At the heart of the Act is a plan to establish a water trust fund to finance clean water infrastructure, funded by those who use water and contribute to water pollution at the manufacturer level. Funding created by the Act would primarily be distributed as grants and loans through the existing Clean Water State Revolving Loan Fund and a number of new grant programs, while ten percent would be used in an innovative financing program.
Read the press release about the bill from Congressman Blumenauer’s website.
Download a summary of the bill.
Download the full text of the bill.
The Horinko Group has posted its latest headline “Final Integrated Municipal Stormwater and Wastewater Planning Approach Framework Released” which comes from the U.S. Environmental Protection Agency.
On June 5, 2012, EPA released the final Integrated Municipal Stormwater and Wastewater Planning Approach Framework. The framework was developed in conjunction with the October 27, 2011 memorandum to provide further guidance for EPA, States and local governments in developing and implementing effective integrated plans under the Clean Water Act. This framework was finalized after extensive public input including a series of workshops across the country.
For more information, and to download a PDF copy of the Integrated Municipal Stormwater and Wastewater Planning Approach Framework, visit the EPA Website.
The Horinko Group has posted its latest headline, “Environmental Management in Economic Hard Times: Getting Back to the Fundamentals”

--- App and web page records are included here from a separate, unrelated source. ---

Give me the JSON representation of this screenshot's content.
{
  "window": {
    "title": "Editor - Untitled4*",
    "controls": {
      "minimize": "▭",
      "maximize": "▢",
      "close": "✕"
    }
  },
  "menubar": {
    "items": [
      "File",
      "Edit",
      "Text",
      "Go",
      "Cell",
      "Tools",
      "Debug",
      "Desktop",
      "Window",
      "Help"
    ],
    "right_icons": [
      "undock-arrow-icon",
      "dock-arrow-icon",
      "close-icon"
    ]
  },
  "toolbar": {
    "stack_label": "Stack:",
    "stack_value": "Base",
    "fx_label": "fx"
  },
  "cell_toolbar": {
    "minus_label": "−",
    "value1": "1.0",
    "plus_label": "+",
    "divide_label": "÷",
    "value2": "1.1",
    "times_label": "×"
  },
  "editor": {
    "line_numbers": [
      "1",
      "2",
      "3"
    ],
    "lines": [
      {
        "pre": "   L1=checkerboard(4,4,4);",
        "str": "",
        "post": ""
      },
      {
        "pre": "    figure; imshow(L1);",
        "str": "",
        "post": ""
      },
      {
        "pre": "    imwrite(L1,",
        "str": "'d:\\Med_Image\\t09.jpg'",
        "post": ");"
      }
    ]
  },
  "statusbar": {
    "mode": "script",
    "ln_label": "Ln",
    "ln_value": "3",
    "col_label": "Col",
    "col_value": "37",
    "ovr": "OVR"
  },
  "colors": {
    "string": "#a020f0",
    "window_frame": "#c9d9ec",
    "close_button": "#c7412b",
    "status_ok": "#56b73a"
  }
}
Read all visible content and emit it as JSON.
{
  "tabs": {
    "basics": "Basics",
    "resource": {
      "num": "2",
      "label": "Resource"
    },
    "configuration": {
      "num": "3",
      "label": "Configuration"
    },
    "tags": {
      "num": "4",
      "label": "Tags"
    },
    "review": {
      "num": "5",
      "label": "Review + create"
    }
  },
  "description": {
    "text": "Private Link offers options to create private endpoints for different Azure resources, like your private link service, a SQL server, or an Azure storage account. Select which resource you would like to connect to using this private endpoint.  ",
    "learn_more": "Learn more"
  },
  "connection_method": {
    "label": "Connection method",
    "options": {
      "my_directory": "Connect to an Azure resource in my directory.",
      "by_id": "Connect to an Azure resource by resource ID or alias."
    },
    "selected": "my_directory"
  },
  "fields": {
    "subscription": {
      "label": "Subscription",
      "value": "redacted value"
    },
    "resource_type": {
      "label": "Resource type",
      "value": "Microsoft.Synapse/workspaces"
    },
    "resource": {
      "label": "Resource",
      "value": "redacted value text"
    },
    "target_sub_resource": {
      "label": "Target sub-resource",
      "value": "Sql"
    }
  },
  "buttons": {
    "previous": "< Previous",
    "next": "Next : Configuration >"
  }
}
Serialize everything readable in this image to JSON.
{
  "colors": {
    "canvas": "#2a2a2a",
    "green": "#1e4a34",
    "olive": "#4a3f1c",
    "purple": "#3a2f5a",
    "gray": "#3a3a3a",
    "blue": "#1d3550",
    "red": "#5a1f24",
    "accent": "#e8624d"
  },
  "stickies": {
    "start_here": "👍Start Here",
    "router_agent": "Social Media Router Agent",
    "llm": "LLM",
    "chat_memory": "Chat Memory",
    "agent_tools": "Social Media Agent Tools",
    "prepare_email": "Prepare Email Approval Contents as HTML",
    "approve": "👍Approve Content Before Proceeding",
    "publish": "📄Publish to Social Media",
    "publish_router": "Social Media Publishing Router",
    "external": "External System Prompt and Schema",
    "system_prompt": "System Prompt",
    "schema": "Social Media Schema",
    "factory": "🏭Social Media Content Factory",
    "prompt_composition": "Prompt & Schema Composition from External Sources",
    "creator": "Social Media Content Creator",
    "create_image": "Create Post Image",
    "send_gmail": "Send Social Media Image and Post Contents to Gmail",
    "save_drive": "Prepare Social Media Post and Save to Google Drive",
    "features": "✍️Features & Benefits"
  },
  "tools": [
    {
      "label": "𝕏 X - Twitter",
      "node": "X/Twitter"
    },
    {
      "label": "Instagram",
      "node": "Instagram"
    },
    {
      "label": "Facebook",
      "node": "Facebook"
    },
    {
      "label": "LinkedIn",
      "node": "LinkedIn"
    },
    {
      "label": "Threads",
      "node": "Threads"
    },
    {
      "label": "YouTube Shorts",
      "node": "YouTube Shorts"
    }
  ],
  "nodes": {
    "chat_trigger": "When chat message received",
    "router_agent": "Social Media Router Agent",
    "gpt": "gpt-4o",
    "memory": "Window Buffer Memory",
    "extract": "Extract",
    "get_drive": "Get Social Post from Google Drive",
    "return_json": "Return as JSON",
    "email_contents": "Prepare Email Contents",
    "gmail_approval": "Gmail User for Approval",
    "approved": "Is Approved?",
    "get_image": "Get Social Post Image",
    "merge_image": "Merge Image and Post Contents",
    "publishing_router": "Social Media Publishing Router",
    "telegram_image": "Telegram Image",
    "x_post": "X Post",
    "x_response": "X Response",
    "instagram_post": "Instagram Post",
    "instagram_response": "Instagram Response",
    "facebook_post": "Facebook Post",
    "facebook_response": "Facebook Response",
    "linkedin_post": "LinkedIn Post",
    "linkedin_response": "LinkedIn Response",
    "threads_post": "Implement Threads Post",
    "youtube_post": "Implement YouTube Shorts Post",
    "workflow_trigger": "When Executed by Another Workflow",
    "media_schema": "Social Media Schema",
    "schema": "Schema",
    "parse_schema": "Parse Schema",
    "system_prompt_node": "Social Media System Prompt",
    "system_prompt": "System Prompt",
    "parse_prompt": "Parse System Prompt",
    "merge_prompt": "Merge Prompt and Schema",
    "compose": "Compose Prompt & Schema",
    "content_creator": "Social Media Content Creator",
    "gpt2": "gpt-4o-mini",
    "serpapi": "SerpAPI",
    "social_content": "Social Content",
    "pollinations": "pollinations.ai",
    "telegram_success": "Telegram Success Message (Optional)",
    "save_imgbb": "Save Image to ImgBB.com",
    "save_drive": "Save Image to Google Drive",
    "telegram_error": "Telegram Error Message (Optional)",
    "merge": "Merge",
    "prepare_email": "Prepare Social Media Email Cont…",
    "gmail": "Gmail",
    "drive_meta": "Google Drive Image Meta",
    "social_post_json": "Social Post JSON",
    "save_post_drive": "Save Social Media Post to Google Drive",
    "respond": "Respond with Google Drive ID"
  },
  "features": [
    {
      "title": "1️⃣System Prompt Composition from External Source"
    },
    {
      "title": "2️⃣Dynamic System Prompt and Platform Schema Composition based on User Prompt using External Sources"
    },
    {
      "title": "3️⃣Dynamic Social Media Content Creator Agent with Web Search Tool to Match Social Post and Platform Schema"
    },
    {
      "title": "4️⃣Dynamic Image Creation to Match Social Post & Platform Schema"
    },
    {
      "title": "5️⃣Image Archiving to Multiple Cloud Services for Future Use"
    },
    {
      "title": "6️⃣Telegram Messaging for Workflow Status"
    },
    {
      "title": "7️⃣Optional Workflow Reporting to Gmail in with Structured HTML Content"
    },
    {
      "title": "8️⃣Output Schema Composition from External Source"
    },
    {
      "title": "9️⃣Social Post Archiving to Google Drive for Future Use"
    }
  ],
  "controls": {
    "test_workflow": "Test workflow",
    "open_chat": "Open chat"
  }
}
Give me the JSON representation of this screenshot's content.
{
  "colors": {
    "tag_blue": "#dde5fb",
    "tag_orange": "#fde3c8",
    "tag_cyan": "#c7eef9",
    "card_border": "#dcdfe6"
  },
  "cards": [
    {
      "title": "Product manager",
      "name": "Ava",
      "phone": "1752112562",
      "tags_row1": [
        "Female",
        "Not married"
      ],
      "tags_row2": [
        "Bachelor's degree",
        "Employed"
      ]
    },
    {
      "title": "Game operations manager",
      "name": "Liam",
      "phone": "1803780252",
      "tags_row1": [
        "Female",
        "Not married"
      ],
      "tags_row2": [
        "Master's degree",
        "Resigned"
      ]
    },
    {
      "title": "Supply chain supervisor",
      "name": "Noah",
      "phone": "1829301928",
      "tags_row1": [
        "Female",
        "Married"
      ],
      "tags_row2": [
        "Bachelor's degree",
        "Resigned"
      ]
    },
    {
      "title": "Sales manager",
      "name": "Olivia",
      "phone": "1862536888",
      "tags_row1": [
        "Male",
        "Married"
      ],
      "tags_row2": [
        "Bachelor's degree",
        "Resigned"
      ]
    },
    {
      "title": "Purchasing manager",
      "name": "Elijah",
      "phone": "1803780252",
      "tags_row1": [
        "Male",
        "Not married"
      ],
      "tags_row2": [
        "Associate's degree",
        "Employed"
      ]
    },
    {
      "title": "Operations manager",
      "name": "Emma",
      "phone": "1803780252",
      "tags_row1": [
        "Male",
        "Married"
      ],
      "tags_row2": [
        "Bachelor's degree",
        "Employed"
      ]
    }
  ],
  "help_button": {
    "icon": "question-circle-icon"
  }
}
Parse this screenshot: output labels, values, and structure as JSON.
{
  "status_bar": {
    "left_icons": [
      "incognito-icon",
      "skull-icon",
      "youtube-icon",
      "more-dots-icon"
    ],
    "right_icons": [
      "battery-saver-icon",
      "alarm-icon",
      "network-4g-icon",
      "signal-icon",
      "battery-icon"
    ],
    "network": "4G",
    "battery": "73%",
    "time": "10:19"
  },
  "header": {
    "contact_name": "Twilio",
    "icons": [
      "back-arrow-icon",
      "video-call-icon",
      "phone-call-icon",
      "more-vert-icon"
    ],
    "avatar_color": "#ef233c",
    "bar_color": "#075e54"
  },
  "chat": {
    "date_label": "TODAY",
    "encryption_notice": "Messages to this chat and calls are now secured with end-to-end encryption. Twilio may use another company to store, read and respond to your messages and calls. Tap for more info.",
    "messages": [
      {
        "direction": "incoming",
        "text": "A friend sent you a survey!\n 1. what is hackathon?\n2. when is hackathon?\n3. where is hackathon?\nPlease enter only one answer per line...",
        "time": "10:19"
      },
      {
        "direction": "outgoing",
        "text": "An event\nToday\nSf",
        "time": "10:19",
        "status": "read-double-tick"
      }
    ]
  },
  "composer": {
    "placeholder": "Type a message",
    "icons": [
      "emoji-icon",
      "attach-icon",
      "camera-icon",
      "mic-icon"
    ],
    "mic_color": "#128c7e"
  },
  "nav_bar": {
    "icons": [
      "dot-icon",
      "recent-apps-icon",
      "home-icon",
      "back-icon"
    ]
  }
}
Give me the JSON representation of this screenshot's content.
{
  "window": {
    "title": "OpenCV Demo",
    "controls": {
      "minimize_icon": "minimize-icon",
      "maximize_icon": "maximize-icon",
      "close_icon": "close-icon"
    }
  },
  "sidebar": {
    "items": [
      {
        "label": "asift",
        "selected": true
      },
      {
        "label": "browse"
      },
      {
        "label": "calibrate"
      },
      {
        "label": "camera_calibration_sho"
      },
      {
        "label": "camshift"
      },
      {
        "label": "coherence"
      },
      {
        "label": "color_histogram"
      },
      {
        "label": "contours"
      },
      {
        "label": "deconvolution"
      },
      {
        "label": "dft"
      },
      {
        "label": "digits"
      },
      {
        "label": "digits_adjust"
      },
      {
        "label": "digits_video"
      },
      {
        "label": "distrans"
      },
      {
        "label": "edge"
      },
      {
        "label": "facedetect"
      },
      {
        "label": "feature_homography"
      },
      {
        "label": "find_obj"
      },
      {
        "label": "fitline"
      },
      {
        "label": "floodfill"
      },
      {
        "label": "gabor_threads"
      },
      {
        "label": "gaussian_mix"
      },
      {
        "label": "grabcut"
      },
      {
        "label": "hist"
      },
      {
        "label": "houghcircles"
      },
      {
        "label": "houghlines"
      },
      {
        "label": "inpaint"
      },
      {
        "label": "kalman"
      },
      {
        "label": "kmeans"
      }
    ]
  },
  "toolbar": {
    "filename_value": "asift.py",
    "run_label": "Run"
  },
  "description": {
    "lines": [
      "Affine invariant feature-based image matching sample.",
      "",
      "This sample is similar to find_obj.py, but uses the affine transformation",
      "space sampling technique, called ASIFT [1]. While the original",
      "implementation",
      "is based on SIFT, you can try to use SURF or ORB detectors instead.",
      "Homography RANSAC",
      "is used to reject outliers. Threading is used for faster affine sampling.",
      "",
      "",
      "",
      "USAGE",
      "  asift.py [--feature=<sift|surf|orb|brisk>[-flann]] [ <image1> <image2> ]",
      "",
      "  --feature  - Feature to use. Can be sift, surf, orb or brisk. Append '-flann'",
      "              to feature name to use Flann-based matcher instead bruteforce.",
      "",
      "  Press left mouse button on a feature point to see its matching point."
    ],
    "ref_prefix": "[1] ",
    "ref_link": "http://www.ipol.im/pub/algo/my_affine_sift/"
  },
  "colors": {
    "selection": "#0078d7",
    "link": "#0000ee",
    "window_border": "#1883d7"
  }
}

The downloadable PDF contains remarks delivered by G. Tracy Mehan, III to the University of Kansas’ 62nd Annual Environmental Engineering Conference in Lawrence, Kansas on April 18, 2012. An excerpt of the remarks is included below:
“I want to talk about fundamentals which should anchor the work of every environmental or natural resource professional. I hope to identify some new approaches, possibly outside your comfort zone, which require developing new skill sets which go beyond technical engineering, the natural sciences and purely legal or statutory requirements.
Specifically, I believe that engineers and other technical managers, both within private entities as well as public institutions, must more actively engage the general public, stakeholders, the regulated community and non-governmental organizations (NGO) with a view toward cultivating greater understanding, material and moral support and, just as importantly, fashioning effective public-private partnerships to achieve common goals. These kinds of collaborations are certainly time and labor intensive, but they can facilitate mutual learning, mobilization of resources from non-traditional sources and enhance the political and social legitimacy of both public and private entities.”
Read the rest of the headline by downloading a PDF copy.
The Horinko Group has posted its latest headline about the House of Representatives Transportation and Infrastructure Committee’s recent review of Innovative Financing Approaches for Community Water Infrastructure Projects.
An excerpt from the press release about the hearing can be found below:
“The Water Resources and Environment Subcommittee on Wednesday will hold the second of a two-part hearing to review innovative approaches for financing community water infrastructure projects. The first part was held on Tuesday, February 28.
The Subcommittee, chaired by U.S. Rep. Bob Gibbs (R-OH), will receive testimony on how to better enable local communities to finance wastewater and drinking water facilities mandated by state and federal environmental laws and regulations.”
Read the rest of the headline by visiting the Committee website.